Data under study below:

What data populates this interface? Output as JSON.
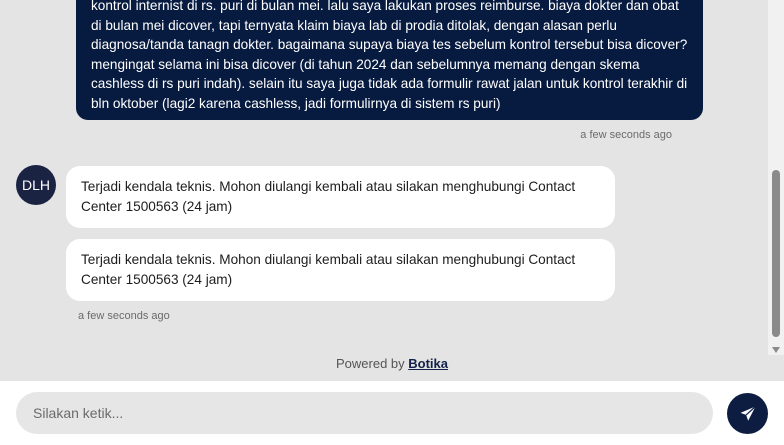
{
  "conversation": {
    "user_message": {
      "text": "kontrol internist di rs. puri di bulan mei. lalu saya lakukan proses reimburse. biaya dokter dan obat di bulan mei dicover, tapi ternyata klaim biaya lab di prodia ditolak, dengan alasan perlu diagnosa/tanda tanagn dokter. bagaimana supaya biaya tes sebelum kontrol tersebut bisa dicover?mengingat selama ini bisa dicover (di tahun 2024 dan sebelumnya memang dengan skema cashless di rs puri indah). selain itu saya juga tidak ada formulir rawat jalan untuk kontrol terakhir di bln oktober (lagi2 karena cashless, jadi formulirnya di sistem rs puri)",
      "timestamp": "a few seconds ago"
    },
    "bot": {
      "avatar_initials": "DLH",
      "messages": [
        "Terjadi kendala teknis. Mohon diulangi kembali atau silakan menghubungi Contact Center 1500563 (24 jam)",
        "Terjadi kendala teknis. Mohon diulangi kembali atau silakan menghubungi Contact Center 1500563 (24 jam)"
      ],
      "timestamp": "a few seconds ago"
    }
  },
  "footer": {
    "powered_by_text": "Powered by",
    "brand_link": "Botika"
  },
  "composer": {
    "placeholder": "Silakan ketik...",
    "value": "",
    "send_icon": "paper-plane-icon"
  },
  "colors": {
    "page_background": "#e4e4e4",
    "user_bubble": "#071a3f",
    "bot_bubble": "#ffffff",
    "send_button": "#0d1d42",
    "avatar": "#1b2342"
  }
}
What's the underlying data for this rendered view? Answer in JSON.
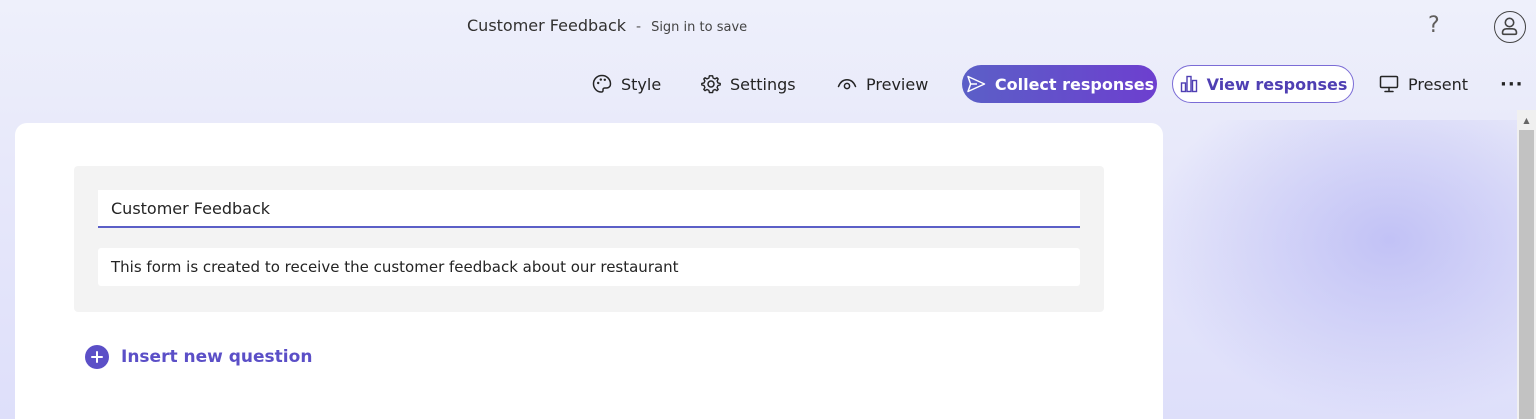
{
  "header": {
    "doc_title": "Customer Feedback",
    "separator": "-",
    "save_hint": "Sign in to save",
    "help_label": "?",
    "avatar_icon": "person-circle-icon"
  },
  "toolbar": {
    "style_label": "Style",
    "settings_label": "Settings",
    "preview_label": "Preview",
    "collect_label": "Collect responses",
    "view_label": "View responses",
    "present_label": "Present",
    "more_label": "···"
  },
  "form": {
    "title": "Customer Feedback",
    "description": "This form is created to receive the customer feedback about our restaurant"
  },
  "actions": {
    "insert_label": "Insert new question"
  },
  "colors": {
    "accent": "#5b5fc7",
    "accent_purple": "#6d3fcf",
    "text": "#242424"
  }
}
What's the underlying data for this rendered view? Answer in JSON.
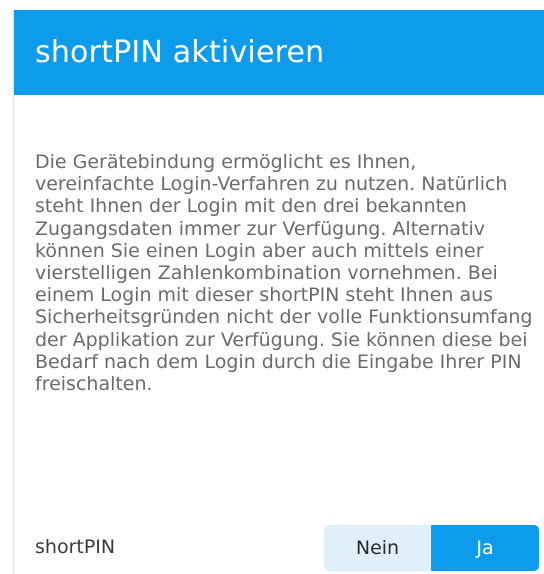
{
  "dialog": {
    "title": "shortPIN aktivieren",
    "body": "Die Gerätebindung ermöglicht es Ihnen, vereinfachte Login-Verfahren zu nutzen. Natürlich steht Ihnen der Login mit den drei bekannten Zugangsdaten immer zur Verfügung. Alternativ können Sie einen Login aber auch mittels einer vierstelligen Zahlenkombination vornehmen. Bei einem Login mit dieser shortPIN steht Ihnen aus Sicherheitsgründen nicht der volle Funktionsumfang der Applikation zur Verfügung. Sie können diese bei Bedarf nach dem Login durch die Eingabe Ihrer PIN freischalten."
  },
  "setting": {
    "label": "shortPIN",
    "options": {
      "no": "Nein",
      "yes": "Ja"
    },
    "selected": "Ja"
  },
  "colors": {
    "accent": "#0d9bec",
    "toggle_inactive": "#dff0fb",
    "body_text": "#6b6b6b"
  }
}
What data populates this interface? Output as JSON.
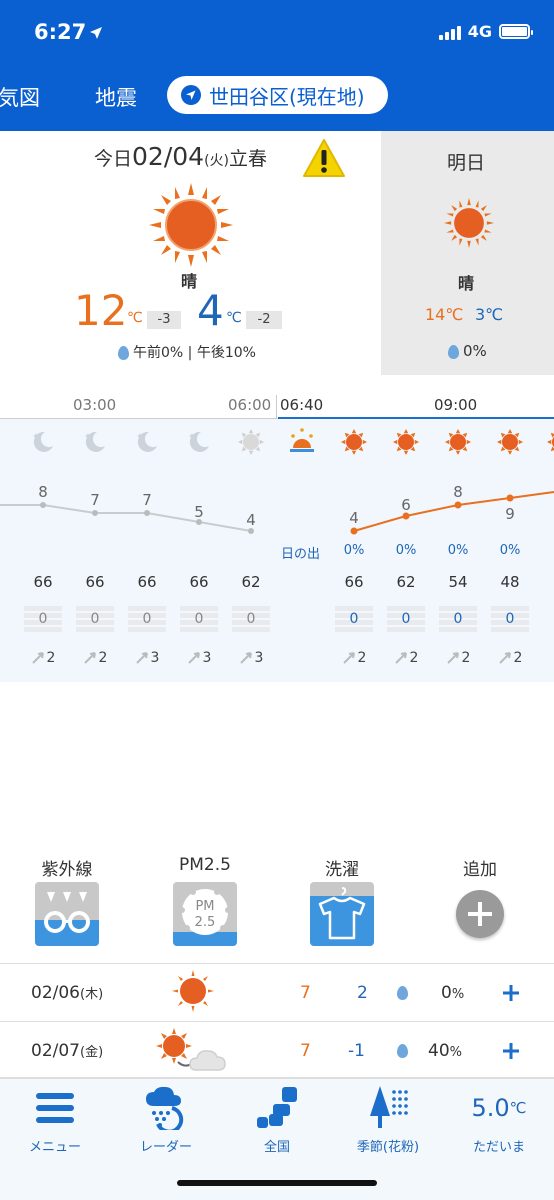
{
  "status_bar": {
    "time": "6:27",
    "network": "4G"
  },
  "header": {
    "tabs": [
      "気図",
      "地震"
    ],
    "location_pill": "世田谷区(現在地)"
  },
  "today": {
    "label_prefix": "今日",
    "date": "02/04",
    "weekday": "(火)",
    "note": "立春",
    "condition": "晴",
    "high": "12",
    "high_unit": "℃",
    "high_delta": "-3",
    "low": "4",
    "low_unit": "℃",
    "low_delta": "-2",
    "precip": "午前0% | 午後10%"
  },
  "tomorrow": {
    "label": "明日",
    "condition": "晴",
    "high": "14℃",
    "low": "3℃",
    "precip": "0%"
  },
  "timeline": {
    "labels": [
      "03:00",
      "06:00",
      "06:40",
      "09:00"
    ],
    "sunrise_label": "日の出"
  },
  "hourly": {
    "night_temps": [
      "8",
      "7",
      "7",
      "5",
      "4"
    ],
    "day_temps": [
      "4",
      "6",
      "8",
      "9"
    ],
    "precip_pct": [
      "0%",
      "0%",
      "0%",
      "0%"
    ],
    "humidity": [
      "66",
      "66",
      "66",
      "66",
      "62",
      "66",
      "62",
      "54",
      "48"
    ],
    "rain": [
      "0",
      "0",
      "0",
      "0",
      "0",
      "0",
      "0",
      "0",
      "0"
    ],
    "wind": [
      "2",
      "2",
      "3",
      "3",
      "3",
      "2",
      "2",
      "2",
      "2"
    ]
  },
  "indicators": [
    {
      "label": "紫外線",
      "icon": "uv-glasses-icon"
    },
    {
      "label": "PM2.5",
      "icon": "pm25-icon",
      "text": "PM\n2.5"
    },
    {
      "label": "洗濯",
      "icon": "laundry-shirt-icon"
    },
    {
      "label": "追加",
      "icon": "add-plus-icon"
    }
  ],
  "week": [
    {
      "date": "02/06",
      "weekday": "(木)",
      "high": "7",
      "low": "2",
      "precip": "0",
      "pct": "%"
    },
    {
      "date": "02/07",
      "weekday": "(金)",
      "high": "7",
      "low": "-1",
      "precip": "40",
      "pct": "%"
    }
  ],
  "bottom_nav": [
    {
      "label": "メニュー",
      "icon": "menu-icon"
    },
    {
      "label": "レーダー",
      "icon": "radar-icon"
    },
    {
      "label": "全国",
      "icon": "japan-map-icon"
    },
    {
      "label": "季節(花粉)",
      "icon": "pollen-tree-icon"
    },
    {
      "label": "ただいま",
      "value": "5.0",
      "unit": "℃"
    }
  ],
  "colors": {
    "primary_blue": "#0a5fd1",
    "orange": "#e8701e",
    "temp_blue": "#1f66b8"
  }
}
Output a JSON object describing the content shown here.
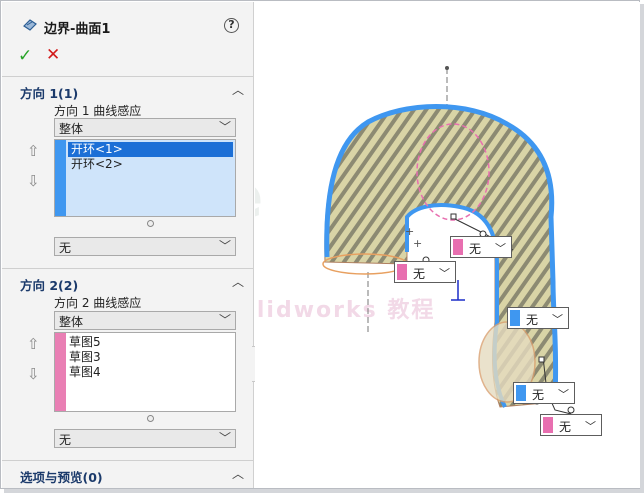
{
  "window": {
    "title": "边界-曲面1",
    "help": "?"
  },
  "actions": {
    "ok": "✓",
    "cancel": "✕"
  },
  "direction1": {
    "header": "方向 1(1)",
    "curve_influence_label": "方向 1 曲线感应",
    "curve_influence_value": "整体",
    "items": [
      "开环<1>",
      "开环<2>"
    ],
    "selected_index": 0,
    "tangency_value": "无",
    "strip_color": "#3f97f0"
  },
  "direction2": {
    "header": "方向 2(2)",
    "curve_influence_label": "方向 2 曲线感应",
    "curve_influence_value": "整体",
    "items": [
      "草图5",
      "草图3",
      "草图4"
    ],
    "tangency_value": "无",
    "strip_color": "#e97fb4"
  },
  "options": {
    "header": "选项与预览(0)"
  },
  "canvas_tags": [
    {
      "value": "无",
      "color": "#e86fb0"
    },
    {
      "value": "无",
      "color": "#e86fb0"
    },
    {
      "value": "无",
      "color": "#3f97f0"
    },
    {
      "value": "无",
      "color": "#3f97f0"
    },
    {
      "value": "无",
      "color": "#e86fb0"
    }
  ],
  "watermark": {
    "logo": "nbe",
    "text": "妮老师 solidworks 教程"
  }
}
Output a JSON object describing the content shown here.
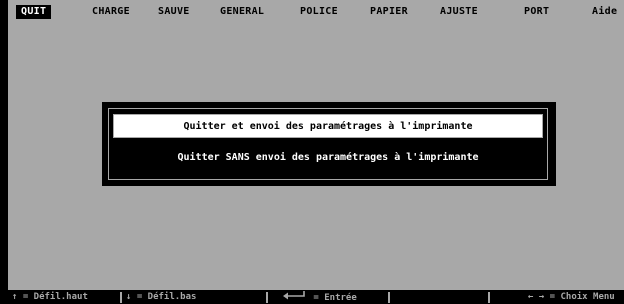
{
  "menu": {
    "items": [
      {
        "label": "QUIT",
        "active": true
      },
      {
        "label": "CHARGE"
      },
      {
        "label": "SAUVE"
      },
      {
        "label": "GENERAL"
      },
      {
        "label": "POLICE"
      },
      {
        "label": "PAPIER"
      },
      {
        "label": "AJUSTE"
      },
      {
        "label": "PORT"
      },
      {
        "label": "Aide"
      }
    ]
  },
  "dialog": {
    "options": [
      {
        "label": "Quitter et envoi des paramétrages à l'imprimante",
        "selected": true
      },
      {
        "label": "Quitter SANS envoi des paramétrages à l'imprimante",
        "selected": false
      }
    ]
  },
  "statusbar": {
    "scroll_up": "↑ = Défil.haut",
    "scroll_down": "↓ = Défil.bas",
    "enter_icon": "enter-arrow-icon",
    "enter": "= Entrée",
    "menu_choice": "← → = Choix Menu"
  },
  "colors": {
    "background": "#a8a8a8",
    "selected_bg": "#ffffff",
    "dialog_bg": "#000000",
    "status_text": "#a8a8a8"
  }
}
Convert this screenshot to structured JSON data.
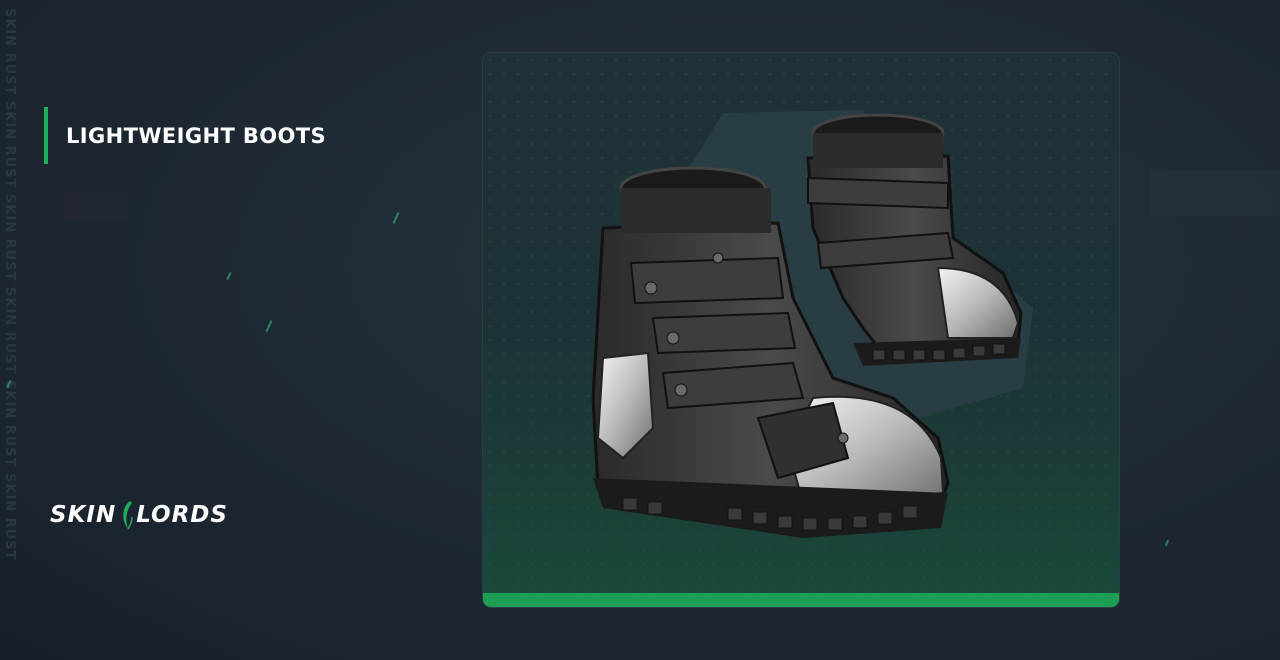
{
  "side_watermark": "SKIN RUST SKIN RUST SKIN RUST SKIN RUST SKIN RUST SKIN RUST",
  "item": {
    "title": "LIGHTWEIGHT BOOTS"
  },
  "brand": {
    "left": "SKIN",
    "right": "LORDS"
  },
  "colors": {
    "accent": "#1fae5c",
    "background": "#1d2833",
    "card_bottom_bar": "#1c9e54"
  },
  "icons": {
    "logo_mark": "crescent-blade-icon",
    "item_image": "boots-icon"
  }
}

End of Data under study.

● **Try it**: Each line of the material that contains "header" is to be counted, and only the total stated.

● **Response to this task**: 5